» **Exercise directions**:
Scan the records for the word "image". Return each line where it is found.

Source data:

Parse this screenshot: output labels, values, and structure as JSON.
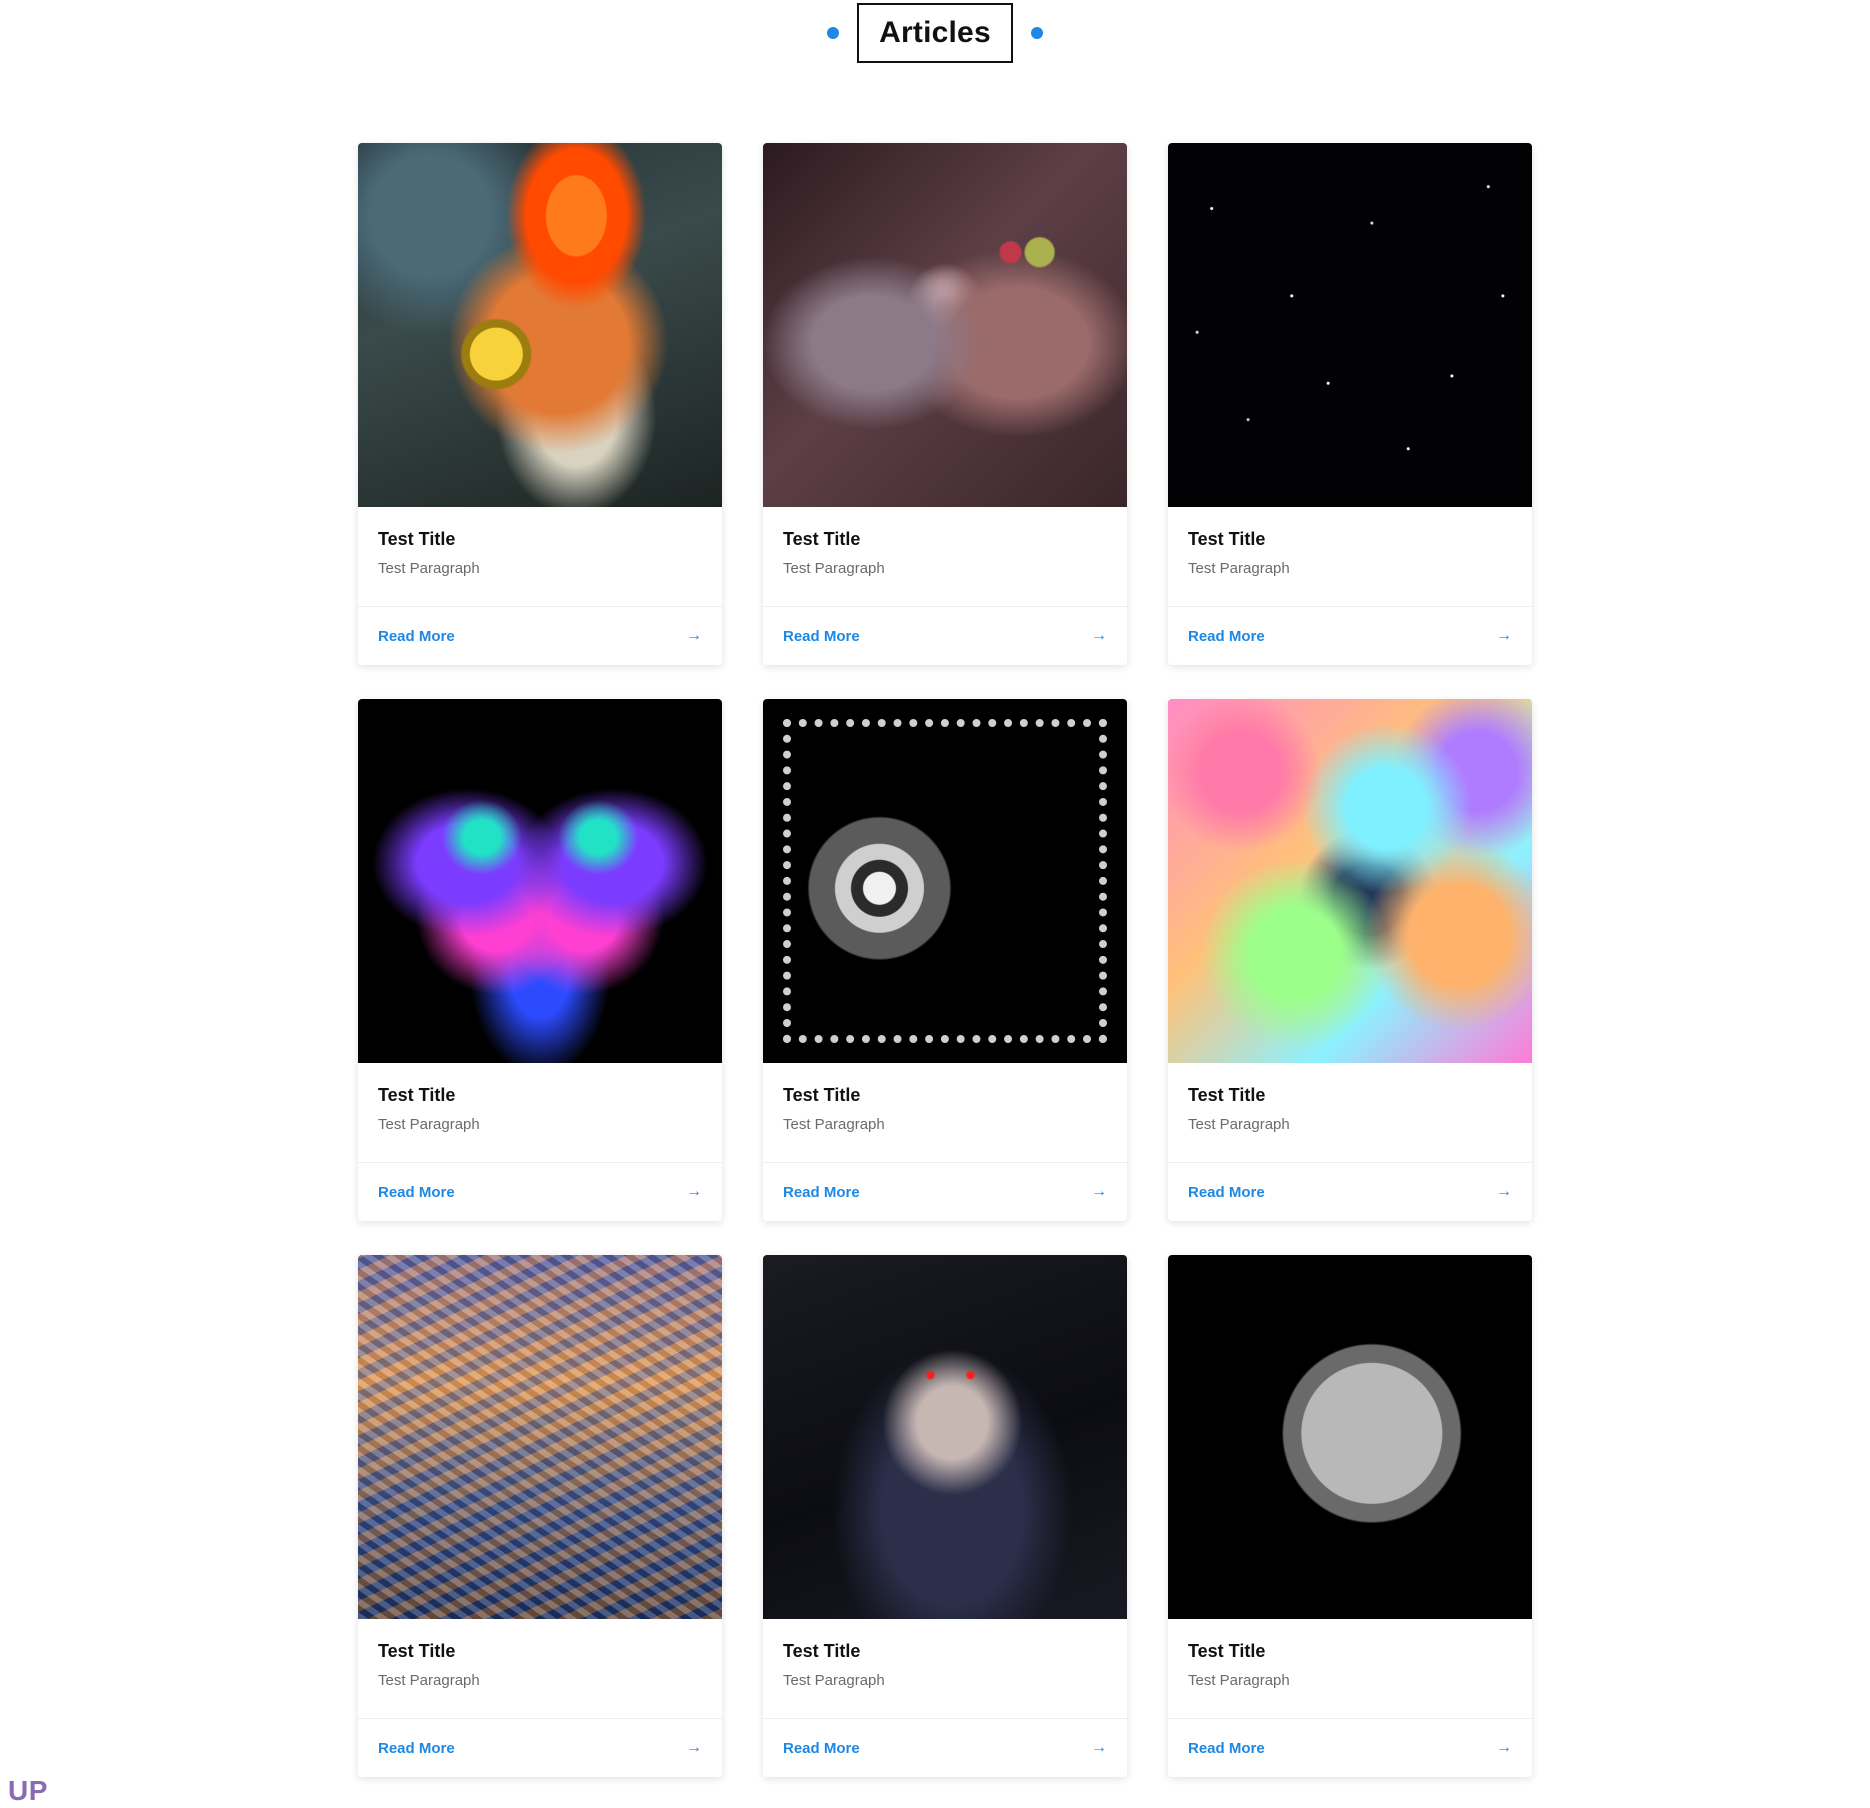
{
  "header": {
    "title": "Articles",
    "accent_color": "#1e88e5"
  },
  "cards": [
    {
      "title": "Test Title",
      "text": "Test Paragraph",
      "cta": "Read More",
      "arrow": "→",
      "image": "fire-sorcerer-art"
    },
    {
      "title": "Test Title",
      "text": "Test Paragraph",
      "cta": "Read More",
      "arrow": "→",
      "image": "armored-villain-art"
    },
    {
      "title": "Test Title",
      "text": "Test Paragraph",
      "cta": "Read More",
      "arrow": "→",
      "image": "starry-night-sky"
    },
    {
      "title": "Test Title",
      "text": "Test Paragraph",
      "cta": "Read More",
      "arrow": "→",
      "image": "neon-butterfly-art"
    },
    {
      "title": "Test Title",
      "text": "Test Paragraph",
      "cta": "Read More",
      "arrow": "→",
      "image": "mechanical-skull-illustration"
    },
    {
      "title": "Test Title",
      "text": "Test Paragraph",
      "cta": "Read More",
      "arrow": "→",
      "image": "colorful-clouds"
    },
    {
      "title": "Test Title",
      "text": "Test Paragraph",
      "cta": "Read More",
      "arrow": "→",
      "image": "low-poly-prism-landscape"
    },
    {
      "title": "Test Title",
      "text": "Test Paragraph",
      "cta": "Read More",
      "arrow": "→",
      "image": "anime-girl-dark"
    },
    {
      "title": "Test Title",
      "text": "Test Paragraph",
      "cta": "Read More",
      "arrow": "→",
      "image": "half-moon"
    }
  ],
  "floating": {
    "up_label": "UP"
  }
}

» **Response box**:
      "image": "fire-sorcerer-art"
      "image": "armored-villain-art"
      "image": "starry-night-sky"
      "image": "neon-butterfly-art"
      "image": "mechanical-skull-illustration"
      "image": "colorful-clouds"
      "image": "low-poly-prism-landscape"
      "image": "anime-girl-dark"
      "image": "half-moon"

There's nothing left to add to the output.